### DATA RECORDS
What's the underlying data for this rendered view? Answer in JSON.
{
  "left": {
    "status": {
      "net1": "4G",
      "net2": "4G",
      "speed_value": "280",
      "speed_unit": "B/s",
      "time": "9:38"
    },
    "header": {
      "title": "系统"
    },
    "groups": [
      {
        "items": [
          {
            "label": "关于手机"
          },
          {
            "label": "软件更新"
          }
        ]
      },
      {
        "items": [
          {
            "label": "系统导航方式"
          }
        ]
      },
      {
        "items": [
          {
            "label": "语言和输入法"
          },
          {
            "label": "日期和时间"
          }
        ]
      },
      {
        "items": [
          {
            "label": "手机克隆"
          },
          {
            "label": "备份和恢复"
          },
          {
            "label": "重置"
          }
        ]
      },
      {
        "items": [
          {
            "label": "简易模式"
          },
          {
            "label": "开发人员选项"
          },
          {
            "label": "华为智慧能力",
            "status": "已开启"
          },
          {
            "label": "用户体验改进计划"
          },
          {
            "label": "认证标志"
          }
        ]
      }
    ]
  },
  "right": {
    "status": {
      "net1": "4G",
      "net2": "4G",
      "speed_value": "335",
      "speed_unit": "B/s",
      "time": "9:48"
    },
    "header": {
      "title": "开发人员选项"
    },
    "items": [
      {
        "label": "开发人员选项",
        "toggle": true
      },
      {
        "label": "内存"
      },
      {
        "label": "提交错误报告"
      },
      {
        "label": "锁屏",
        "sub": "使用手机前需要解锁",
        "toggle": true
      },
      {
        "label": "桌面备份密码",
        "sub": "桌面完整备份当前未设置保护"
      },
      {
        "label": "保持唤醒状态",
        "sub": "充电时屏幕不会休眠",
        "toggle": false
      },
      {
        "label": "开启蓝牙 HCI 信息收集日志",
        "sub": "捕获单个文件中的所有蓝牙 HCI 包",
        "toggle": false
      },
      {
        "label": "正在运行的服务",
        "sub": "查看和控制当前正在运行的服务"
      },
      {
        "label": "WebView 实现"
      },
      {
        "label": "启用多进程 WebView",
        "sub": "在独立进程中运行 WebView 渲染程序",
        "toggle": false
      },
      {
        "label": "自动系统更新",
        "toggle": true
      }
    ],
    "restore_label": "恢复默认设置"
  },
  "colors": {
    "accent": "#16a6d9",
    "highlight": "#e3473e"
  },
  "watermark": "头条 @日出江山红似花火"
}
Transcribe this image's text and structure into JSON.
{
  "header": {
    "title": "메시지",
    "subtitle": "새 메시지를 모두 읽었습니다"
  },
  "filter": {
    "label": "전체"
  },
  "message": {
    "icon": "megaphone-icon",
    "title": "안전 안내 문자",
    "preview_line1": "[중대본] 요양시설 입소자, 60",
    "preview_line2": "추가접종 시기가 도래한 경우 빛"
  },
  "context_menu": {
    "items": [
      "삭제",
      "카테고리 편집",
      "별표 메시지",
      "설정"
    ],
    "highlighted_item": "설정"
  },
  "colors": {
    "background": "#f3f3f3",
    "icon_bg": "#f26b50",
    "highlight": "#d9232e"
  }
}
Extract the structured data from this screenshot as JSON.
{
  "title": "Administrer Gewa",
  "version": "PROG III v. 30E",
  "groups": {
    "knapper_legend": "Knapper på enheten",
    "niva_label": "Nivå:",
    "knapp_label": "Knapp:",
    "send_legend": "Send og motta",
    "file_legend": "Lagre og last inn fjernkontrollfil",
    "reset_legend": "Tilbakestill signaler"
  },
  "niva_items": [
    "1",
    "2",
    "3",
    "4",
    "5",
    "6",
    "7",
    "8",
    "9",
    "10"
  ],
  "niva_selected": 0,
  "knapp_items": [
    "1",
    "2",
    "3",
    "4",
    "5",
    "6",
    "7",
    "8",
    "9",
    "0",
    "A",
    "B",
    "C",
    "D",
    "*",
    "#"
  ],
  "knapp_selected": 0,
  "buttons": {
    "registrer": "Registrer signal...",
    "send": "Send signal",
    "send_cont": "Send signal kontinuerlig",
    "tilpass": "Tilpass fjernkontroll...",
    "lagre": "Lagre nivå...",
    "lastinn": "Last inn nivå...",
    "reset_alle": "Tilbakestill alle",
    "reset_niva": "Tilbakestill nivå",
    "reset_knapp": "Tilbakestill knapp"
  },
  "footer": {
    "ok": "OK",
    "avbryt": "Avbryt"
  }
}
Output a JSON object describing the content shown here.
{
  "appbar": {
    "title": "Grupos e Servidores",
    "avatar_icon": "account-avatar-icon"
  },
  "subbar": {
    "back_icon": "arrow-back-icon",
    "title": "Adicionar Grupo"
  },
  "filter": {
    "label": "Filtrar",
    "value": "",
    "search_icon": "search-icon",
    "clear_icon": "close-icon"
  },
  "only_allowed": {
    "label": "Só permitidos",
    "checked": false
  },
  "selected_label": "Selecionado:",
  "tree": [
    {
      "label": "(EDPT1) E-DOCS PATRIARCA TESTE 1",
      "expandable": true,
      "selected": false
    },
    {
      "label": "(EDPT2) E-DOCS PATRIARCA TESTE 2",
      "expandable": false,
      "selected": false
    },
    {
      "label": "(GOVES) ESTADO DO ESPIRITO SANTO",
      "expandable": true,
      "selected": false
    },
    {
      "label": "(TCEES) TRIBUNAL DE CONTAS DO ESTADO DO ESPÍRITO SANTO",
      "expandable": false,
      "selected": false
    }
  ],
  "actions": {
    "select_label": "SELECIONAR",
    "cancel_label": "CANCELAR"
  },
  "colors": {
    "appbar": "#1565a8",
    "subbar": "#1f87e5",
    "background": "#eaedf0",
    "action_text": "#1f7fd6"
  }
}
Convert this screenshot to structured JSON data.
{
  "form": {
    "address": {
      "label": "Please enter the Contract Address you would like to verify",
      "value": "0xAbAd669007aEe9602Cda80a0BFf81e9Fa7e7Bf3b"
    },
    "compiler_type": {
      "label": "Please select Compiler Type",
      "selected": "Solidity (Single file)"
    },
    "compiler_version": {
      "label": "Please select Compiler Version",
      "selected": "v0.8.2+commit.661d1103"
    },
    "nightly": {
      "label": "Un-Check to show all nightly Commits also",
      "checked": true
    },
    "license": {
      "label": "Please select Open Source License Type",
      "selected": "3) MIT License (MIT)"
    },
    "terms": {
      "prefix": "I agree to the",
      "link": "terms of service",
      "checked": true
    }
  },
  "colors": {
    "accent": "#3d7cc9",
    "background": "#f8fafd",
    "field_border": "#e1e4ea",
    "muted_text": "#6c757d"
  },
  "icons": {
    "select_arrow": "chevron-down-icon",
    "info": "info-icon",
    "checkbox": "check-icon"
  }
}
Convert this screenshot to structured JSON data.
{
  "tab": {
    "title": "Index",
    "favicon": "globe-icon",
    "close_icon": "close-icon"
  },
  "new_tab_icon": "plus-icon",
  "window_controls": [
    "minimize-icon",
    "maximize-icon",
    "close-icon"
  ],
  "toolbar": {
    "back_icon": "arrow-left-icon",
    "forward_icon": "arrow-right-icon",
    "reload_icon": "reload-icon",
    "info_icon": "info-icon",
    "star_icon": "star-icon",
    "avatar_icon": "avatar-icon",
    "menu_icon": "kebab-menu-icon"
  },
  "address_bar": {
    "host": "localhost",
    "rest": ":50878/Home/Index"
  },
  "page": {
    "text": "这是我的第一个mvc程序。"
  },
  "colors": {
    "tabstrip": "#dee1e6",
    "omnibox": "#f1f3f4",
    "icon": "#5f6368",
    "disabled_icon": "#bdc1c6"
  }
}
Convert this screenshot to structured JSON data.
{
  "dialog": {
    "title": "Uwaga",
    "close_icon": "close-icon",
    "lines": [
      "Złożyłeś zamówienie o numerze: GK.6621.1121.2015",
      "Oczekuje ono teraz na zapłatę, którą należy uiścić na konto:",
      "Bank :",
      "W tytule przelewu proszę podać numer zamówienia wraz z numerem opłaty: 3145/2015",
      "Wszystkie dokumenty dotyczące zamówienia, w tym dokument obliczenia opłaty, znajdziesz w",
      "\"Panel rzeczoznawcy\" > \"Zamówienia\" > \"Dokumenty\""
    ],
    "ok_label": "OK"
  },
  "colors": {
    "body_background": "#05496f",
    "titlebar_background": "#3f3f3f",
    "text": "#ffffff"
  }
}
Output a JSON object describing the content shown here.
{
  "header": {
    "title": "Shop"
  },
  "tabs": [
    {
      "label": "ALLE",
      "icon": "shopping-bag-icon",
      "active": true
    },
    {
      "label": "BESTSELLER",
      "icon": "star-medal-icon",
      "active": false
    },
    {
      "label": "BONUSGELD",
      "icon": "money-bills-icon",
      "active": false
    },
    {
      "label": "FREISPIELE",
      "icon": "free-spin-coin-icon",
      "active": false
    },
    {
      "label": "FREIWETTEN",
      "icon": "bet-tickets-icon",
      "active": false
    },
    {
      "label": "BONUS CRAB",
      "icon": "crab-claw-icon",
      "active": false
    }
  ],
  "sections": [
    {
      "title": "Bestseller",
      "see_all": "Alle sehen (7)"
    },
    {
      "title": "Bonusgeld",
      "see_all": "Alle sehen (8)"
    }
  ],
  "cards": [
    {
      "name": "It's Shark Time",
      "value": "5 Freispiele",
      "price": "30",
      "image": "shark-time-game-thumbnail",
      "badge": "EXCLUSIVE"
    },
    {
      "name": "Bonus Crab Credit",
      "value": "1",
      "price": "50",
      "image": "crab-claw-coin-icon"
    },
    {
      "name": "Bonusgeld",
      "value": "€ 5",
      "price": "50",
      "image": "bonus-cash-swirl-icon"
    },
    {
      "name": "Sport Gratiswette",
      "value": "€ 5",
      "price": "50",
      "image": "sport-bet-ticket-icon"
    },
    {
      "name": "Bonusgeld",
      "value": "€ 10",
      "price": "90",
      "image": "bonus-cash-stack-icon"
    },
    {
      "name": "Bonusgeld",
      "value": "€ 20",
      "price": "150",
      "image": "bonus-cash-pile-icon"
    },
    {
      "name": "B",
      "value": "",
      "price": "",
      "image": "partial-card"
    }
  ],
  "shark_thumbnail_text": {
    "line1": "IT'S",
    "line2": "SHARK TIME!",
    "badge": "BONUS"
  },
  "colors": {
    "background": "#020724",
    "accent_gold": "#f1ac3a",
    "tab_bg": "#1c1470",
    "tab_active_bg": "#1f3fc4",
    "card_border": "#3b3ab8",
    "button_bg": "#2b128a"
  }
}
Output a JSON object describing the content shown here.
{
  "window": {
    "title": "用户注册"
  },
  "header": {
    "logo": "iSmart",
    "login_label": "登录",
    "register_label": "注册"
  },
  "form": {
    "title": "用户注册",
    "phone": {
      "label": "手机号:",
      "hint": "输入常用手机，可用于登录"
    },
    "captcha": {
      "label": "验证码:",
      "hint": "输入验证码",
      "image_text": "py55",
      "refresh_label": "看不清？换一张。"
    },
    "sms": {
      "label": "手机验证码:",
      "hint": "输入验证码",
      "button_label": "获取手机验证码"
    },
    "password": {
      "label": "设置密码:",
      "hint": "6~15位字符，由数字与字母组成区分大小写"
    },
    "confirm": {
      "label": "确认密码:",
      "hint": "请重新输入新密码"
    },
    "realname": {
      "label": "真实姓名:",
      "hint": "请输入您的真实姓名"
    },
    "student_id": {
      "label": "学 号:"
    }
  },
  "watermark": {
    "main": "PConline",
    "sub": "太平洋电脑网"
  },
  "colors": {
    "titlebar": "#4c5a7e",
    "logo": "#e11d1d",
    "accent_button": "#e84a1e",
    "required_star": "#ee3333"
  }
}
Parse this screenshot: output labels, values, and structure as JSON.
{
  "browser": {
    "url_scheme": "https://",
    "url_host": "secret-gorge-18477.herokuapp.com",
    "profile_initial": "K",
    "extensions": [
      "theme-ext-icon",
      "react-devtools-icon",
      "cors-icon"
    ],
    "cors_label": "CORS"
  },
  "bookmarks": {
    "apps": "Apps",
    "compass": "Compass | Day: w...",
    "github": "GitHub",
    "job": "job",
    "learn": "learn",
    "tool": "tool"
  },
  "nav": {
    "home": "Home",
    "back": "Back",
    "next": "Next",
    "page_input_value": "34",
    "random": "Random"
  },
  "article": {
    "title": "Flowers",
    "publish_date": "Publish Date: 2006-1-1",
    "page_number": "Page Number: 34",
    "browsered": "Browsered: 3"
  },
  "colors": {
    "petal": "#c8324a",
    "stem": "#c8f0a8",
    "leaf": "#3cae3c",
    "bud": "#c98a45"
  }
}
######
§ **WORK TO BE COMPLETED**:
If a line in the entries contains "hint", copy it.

§ **SOLUTION TO THE PROBLEM**:
      "hint": "输入常用手机，可用于登录"
      "hint": "输入验证码",
      "hint": "输入验证码",
      "hint": "6~15位字符，由数字与字母组成区分大小写"
      "hint": "请重新输入新密码"
      "hint": "请输入您的真实姓名"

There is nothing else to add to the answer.